### What is needed
Emit the data below verbatim, stripping out any pictures.
::: Exercise data :::
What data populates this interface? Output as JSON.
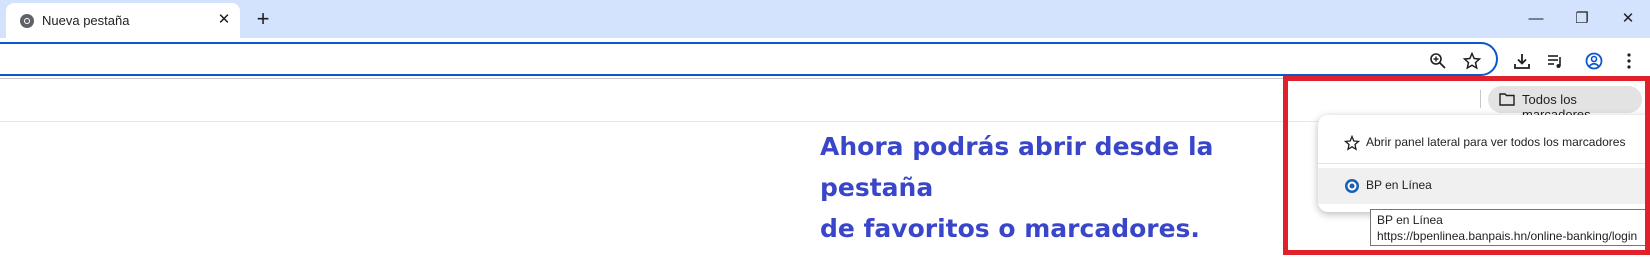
{
  "tab": {
    "title": "Nueva pestaña",
    "close_glyph": "✕",
    "favicon": "chrome-icon"
  },
  "tabstrip": {
    "new_tab_glyph": "+"
  },
  "window_controls": {
    "minimize": "—",
    "restore": "❐",
    "close": "✕"
  },
  "toolbar": {
    "icons": [
      "zoom-icon",
      "star-icon",
      "download-icon",
      "reading-list-icon",
      "profile-icon",
      "menu-icon"
    ]
  },
  "bookmarks_bar": {
    "all_bookmarks_label": "Todos los marcadores",
    "icon": "folder-icon"
  },
  "annotation": {
    "line1": "Ahora podrás abrir desde la pestaña",
    "line2": "de favoritos o marcadores."
  },
  "menu": {
    "items": [
      {
        "label": "Abrir panel lateral para ver todos los marcadores",
        "icon": "side-panel-star-icon"
      },
      {
        "label": "BP en Línea",
        "icon": "site-favicon-icon"
      }
    ]
  },
  "tooltip": {
    "title": "BP en Línea",
    "url": "https://bpenlinea.banpais.hn/online-banking/login"
  },
  "colors": {
    "accent": "#0b57d0",
    "annotation": "#3a46c9",
    "highlight": "#e0202a",
    "tabstrip": "#d3e3fd"
  }
}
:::
### Result below
What data populates this interface? Output as JSON.
{
  "tab": {
    "title": "Nueva pestaña",
    "close_glyph": "✕",
    "favicon": "chrome-icon"
  },
  "tabstrip": {
    "new_tab_glyph": "+"
  },
  "window_controls": {
    "minimize": "—",
    "restore": "❐",
    "close": "✕"
  },
  "toolbar": {
    "icons": [
      "zoom-icon",
      "star-icon",
      "download-icon",
      "reading-list-icon",
      "profile-icon",
      "menu-icon"
    ]
  },
  "bookmarks_bar": {
    "all_bookmarks_label": "Todos los marcadores",
    "icon": "folder-icon"
  },
  "annotation": {
    "line1": "Ahora podrás abrir desde la pestaña",
    "line2": "de favoritos o marcadores."
  },
  "menu": {
    "items": [
      {
        "label": "Abrir panel lateral para ver todos los marcadores",
        "icon": "side-panel-star-icon"
      },
      {
        "label": "BP en Línea",
        "icon": "site-favicon-icon"
      }
    ]
  },
  "tooltip": {
    "title": "BP en Línea",
    "url": "https://bpenlinea.banpais.hn/online-banking/login"
  },
  "colors": {
    "accent": "#0b57d0",
    "annotation": "#3a46c9",
    "highlight": "#e0202a",
    "tabstrip": "#d3e3fd"
  }
}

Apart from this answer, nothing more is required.